In the US, serious concerns based on recent federal data have emerged about its student funding model. A typical example noted that overall delinquencies on student loans now exceed credit card debt The central message seems clear: the current regime for student loans in the US is not sustainable. What implications does this have for the English system?
There is some dispute as to whether the student loan scheme in England should be seen as a loan system, a graduate tax, or even a “no win-no fee” arrangement. The reason for this dispute is pretty clear: the actual scheme is rather a complex mix of all of these. In particular, it is closest to a loan scheme in the short-run but when it comes to repayment it is a progressive tax arrangement up to an absolute cap.
Two problems seem to have arisen with the arrangement. While the short-term “loan” arrangement helps from a policy viewpoint to avoid any suggestion that the loans should be treated as public expenditure, the general public, quite rightly associates loans with debt and worries a great deal about an accumulated loan of up to £50,000 at graduation. At the other end of the process, which can be as long as 30 years, there is quite possibly going to be a very substantial charge on the public purse to cover defaults. It is no surprise therefore, that there has been disagreement as to the best forecast of the amount of money that will not be repaid, commonly referred to as the resource accounting and budgeting (RAB) charge. A recent paper from the Higher Education Policy Institute – a UK think-tank – suggested that the available government estimates were possibilities. However, it said that there were more reasons, particularly those related to economic austerity leading to slower average growth and wider dispersion of individual graduate incomes, that suggested a higher RAB charge than the government has estimated.
The implication of this analysis is that austerity will cause significant problems for many universities. Both directly in terms of demand for student places (reduced aggregate numbers and increased competition) and also through the further squeeze on government expenditure. For those subject areas outside the relatively protected stem subjects (science, technology, engineering and mathematics) the pressure will be even greater.
This means that business and management schools, which now account for about 15 per cent of all higher education students – and a greater proportion of both postgraduate and international students – will need to give more emphasis to ways in which they can reduce their unit costs without negative effect, but hopefully with some positive, on the overall student experience. It is at least partly true that many such institutions have responded to such pressures by increasing the numbers attending lectures and seminars and, where group work is involved, increasing the size of the groups. Much of the talk nowadays is about “balanced learning” but it will now need to be put into practice more quickly, cost effectively and radically. In broad terms these are not new pressures but they are likely to become much more severe and in a context in which universities may still see their own business and management schools as providing significant subsidies for other activities within the overall teaching portfolio.

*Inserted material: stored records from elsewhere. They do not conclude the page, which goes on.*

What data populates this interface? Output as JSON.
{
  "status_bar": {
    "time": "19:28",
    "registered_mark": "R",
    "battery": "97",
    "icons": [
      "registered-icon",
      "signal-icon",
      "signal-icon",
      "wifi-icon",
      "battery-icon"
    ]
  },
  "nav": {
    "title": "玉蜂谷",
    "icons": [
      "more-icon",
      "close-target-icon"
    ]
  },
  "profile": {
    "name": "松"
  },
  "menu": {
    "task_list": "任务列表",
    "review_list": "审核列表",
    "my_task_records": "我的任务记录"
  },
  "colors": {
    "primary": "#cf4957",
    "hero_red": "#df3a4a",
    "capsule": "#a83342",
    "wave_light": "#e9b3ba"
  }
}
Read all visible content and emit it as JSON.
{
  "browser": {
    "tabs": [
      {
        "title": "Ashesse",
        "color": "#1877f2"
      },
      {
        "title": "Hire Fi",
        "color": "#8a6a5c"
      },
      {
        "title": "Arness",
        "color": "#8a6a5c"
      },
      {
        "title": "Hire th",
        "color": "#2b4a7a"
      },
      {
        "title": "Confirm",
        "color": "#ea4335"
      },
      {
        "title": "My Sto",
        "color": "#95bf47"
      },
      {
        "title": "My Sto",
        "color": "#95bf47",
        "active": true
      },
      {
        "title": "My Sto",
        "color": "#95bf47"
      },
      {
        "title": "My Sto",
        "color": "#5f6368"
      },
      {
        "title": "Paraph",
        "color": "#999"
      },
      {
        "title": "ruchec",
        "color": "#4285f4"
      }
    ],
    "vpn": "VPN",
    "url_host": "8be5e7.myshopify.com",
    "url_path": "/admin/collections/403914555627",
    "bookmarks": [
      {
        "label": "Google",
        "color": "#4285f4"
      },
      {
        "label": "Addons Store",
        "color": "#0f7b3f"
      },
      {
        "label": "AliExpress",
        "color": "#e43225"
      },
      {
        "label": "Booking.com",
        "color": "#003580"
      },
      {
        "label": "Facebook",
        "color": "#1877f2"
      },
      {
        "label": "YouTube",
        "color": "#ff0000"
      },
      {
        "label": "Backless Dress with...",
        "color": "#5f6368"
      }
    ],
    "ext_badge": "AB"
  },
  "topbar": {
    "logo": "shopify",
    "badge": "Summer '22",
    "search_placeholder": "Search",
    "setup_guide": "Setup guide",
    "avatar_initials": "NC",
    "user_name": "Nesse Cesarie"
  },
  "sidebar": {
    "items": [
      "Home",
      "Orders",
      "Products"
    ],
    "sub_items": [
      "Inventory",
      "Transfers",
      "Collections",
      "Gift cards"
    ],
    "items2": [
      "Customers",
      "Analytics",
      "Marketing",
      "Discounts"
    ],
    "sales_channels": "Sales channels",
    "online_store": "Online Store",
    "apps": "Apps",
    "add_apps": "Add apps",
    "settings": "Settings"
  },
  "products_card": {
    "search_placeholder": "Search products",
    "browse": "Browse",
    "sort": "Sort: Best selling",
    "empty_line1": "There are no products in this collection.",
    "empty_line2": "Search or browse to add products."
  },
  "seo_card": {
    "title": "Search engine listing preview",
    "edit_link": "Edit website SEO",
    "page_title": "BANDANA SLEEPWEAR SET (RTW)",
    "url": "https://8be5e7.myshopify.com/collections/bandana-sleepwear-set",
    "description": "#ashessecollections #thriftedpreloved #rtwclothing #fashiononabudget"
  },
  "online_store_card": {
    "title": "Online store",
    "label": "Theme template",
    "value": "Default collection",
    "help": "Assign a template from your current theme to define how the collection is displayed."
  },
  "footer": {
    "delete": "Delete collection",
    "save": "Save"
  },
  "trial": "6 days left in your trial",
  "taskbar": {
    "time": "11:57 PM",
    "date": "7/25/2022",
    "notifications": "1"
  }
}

A long-run sustainable solution will require significant action in individual institutions and across the whole sector. This will mean realistic choices being made not only about revenue and margin targets, but also around pricing and volumes. Within the sector, almost every supplier currently seems to be attempting to charge premium prices and claiming an elite position. Overall this will simply not add up. Indeed, even among the elite, the overall learning experience will need to be both high touch and high-tech. After all, we have been quite used to arguing that the worth of a taught and accredited module is substantially more than the cost of the requisite textbook.

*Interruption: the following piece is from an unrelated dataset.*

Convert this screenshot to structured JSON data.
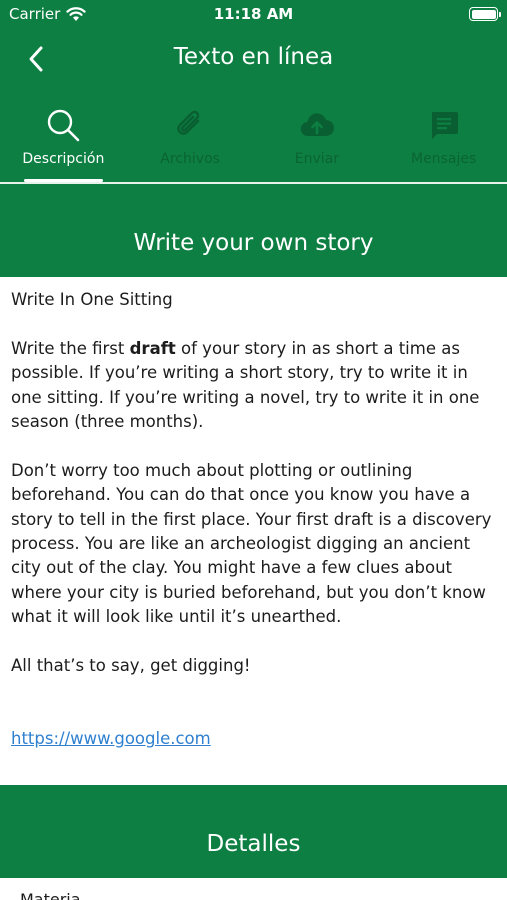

Some of the effects of the student loan scheme itself will take considerable time to become evident to all, but it can only add to the rising pressures on universities to initiate more rapid and radical change.

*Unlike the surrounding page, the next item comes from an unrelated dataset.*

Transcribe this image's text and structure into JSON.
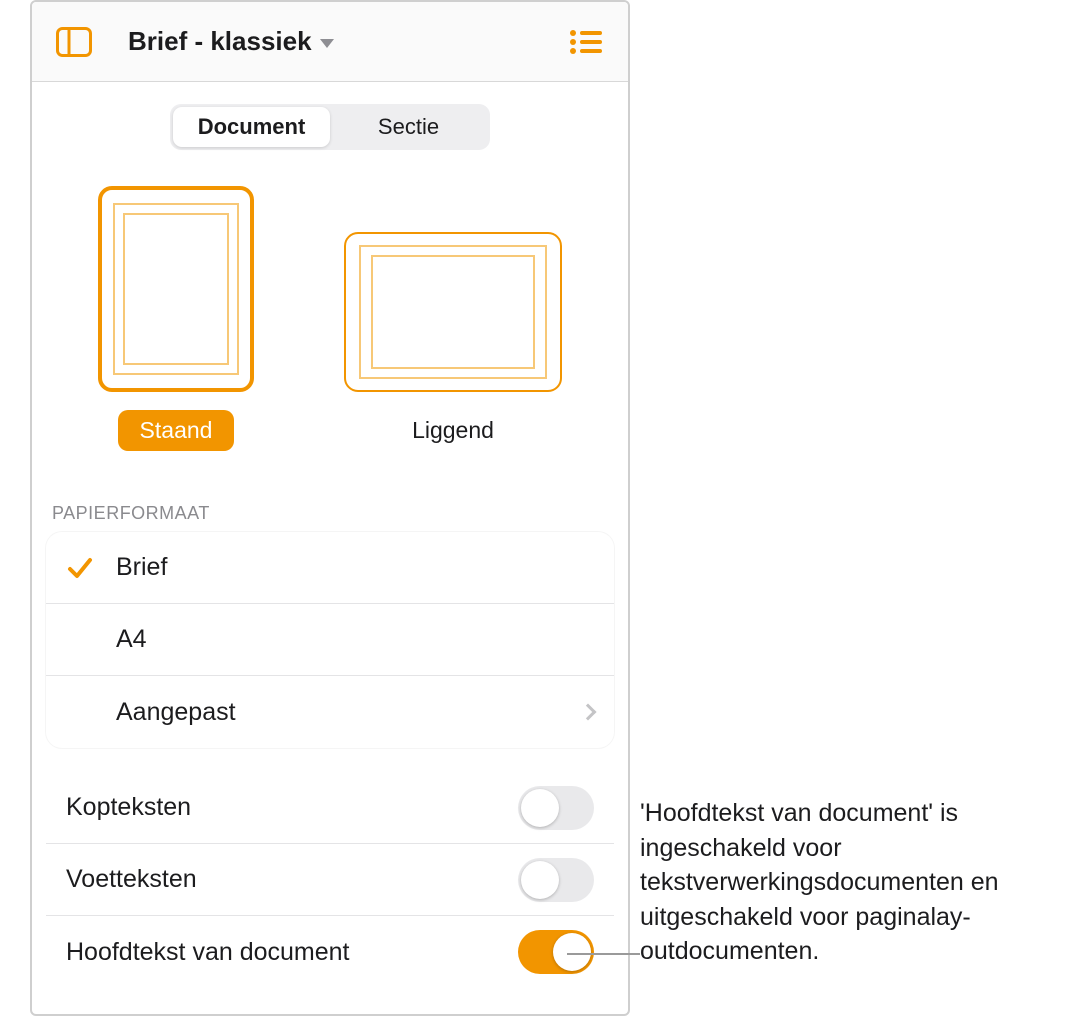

The author is emeritus professor of policy and marketing at Warwick Business School